■ **Aim of the task**: Show every line from the data below that includes "image".

■ **Given records**:
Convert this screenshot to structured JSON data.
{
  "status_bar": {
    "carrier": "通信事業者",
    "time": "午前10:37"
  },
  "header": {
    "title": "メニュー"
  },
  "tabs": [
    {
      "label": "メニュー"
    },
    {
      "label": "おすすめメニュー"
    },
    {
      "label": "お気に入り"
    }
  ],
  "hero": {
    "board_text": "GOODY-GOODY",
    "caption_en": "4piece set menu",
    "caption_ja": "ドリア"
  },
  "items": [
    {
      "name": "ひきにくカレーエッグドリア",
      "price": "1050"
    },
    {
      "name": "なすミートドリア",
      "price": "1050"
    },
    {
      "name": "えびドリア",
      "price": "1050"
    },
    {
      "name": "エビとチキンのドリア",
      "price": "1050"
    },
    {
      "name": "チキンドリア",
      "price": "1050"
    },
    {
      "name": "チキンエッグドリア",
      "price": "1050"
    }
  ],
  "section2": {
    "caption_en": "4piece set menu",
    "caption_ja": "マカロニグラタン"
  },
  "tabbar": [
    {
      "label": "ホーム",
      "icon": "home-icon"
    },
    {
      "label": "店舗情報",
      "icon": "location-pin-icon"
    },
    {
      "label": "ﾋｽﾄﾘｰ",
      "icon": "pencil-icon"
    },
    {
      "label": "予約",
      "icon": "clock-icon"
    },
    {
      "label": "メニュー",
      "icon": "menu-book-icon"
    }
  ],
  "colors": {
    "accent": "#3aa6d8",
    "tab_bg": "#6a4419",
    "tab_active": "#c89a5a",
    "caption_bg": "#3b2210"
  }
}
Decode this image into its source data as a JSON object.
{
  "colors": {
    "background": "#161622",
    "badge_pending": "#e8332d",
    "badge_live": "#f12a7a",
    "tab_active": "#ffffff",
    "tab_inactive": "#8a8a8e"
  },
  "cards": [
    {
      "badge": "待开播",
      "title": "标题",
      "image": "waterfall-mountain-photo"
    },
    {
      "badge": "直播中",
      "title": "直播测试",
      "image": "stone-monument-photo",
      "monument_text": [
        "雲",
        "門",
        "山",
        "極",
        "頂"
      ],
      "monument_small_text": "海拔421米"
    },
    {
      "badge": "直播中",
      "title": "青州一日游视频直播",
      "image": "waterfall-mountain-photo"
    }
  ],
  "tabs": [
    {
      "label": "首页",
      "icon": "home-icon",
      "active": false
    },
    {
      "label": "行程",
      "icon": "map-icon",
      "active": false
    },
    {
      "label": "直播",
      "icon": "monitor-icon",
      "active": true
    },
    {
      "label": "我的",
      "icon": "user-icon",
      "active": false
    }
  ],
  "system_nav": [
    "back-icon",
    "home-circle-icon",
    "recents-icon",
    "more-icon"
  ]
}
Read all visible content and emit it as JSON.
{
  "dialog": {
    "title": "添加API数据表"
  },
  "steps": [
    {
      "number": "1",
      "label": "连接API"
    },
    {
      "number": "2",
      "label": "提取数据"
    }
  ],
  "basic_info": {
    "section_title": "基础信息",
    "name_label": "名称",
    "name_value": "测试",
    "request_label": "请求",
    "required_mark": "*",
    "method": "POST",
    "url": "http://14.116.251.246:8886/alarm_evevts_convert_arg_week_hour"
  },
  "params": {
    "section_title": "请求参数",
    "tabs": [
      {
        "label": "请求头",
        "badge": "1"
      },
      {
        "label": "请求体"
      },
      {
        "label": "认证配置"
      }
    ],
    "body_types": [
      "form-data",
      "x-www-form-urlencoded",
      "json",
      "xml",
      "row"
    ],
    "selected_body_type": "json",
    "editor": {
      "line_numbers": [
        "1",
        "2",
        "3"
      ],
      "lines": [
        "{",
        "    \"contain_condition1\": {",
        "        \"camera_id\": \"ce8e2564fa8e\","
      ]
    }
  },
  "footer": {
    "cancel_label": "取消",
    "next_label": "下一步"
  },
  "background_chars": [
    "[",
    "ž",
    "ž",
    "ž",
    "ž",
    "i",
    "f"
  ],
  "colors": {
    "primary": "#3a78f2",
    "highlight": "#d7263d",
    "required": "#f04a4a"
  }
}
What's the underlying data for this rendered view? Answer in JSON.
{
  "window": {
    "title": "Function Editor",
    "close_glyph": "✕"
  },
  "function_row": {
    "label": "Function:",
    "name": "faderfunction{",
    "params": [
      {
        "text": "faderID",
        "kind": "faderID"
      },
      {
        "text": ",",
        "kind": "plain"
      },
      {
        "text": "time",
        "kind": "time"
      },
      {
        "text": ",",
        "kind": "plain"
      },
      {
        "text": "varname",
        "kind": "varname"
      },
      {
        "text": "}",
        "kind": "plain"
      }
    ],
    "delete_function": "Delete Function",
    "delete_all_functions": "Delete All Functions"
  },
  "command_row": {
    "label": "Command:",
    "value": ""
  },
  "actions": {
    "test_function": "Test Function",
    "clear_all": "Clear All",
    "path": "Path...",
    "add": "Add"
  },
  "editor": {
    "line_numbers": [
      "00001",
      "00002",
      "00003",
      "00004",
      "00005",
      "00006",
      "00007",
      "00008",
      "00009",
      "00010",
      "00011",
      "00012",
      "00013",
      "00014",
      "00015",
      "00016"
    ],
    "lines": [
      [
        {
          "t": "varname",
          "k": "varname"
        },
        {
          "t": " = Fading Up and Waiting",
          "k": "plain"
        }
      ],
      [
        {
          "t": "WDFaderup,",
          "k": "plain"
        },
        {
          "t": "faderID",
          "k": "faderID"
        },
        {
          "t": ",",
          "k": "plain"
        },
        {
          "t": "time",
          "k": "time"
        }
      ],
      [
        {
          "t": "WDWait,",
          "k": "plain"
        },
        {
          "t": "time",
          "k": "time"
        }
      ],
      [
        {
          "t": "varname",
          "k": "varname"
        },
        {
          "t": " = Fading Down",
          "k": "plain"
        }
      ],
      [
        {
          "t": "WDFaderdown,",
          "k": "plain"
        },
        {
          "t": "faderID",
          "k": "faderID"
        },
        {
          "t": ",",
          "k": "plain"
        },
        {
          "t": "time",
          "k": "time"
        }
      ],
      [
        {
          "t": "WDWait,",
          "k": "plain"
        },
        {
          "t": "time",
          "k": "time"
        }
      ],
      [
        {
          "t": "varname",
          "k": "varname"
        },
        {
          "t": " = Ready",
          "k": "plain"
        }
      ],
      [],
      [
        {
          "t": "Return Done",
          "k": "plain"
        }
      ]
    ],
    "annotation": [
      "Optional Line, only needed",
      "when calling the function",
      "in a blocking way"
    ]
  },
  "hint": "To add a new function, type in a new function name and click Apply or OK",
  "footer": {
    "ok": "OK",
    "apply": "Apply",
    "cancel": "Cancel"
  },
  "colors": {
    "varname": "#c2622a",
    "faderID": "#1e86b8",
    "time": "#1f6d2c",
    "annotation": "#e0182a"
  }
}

■ **Answer section**:
Decode this image into its source data as a JSON object.
      "image": "waterfall-mountain-photo"
      "image": "stone-monument-photo",
      "image": "waterfall-mountain-photo"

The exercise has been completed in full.